◆ **Excerpted data**:
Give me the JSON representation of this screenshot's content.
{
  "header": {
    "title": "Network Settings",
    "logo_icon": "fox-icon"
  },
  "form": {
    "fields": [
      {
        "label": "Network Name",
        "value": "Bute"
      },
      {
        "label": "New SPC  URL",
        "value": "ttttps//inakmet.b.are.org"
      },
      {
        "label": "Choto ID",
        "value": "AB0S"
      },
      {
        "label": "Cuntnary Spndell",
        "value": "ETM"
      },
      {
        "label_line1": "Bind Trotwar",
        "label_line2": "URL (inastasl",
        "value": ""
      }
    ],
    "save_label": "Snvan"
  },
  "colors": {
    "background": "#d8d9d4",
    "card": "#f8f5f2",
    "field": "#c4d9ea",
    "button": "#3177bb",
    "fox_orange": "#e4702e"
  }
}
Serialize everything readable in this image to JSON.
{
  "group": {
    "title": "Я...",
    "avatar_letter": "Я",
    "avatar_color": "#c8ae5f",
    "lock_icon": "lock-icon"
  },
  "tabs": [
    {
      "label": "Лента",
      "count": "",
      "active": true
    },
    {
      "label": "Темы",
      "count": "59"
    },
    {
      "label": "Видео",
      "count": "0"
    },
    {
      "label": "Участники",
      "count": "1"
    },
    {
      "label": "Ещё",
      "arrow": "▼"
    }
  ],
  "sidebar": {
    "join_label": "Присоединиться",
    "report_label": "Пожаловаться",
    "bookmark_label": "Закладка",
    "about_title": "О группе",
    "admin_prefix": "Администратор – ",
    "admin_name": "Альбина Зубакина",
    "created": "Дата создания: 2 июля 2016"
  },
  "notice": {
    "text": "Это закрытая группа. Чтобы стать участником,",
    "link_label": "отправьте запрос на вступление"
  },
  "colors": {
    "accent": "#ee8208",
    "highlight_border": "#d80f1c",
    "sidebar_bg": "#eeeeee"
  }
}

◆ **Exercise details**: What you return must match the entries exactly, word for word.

◆ **Task solution**:
Give me the JSON representation of this screenshot's content.
{
  "header": {
    "title": "Network Settings",
    "logo_icon": "fox-icon"
  },
  "form": {
    "fields": [
      {
        "label": "Network Name",
        "value": "Bute"
      },
      {
        "label": "New SPC  URL",
        "value": "ttttps//inakmet.b.are.org"
      },
      {
        "label": "Choto ID",
        "value": "AB0S"
      },
      {
        "label": "Cuntnary Spndell",
        "value": "ETM"
      },
      {
        "label_line1": "Bind Trotwar",
        "label_line2": "URL (inastasl",
        "value": ""
      }
    ],
    "save_label": "Snvan"
  },
  "colors": {
    "background": "#d8d9d4",
    "card": "#f8f5f2",
    "field": "#c4d9ea",
    "button": "#3177bb",
    "fox_orange": "#e4702e"
  }
}
Serialize everything readable in this image to JSON.
{
  "group": {
    "title": "Я...",
    "avatar_letter": "Я",
    "avatar_color": "#c8ae5f",
    "lock_icon": "lock-icon"
  },
  "tabs": [
    {
      "label": "Лента",
      "count": "",
      "active": true
    },
    {
      "label": "Темы",
      "count": "59"
    },
    {
      "label": "Видео",
      "count": "0"
    },
    {
      "label": "Участники",
      "count": "1"
    },
    {
      "label": "Ещё",
      "arrow": "▼"
    }
  ],
  "sidebar": {
    "join_label": "Присоединиться",
    "report_label": "Пожаловаться",
    "bookmark_label": "Закладка",
    "about_title": "О группе",
    "admin_prefix": "Администратор – ",
    "admin_name": "Альбина Зубакина",
    "created": "Дата создания: 2 июля 2016"
  },
  "notice": {
    "text": "Это закрытая группа. Чтобы стать участником,",
    "link_label": "отправьте запрос на вступление"
  },
  "colors": {
    "accent": "#ee8208",
    "highlight_border": "#d80f1c",
    "sidebar_bg": "#eeeeee"
  }
}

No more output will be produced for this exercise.